Speaker of the House Paul Ryan was supposed to be the only person capable of unifying the Republican party (especially the fractious House Republicans), and was portrayed as some sort of savior who had the power to fix the inherent problems and get things done, by showing the world a new Republican agenda for the future. "Regular order" would return to the House, all members would be listened to, and Republicans would unify around a budget rather than incessantly gumming up the works. Ryan was committed to showing Republicans could be the "party of ideas," which they would then turn into legislation and vote on before the election, as a shining centerpiece of Republicanism. Sure, all these bills would likely be vetoed (if they even stood a chance in the Senate), but that was immaterial, because the public would be able to see what Republicans would do if they ever managed to take the White House. The Republican candidate would have a ready-made platform on his (or her) first day in office, all tied up in a nice bow.

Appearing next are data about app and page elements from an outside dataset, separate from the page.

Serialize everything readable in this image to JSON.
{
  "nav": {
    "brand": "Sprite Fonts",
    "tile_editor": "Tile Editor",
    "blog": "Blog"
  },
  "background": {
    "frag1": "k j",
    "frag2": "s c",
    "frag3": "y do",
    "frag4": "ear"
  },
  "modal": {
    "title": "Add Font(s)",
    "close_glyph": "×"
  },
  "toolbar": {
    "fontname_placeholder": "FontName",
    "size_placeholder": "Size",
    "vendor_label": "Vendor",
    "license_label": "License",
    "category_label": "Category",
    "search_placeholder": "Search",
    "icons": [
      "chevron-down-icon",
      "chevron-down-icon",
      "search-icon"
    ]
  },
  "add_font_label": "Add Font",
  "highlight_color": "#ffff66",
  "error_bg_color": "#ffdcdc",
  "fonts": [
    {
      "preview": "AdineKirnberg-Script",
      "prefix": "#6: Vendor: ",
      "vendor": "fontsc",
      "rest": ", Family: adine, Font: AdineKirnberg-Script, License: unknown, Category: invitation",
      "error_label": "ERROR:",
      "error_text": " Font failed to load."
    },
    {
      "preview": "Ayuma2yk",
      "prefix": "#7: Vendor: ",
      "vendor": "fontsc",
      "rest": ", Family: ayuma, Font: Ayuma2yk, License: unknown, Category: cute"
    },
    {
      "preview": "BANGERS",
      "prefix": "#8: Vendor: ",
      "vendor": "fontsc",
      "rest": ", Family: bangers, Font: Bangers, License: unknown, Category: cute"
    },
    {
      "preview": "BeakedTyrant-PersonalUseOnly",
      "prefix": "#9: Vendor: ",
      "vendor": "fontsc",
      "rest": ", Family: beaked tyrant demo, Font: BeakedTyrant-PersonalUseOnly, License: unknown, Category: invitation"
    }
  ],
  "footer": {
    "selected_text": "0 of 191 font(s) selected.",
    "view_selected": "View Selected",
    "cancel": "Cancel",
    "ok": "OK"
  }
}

Seeing as how it is 4/20, I thought today would be a good day to take a look at how all the remaining presidential candidates stand on the issue of marijuana policy. While mostly ignored by the media (and almost completely ignored in the debates), the issue is going to become a lot more important in the general election, as many states will have recreational legalization ballot initiatives to vote on. The issue is at least addressed by both Democrats on their campaign websites, but none of the Republicans have a single word about marijuana policy on theirs. This is likely a mistake on their part, since pro-marijuana voters are not as partisan as you might think -- the issue cuts across party lines in a way that few other contentious issues do.
What is Donald Trump's real threshold for gaining the Republican nomination on the first vote at the convention? We've all (well, the wonkier among us, to be accurate) had the number 1,237 burned into our brains from all the punditry obsession with the subject (indeed, I didn't even feel the necessity of fact-checking that number, because it has become so prevalent). But because we're so deep into the minutiae of Republican nomination practices, there's an open secret that few have yet noticed: Republicans also have "unbound" delegates at their convention. They aren't "super" (like the Democrats), since nobody gets one of these seats just for being a current member of Congress, but they are just as free to select whichever candidate they feel like. I've seen numbers from the low 100s up to about 200 for how many of these there are (again, too lazy to fact-check that one), meaning they are an extra reserve of possible votes that could be drawn upon if a candidate is close enough to the outright majority of 1,237.
Tomorrow's New York primary will be the decisive one, the pundits tell us. It will join a long list of other primaries and caucuses which were also deemed to be the crucial one which would decide the whole race: Iowa, Ohio, Florida, Michigan, Wisconsin, and (of course) all the Super Tuesday states. All of these, in turn, were the decisive ones to watch, we were told. The fact that no decisive winner has emerged on either side is deemed irrelevant afterwards, of course, because by then we'll all be focused on the next big, definitive primary on the calendar. This will likely continue right up to California's (decisive) vote, in June.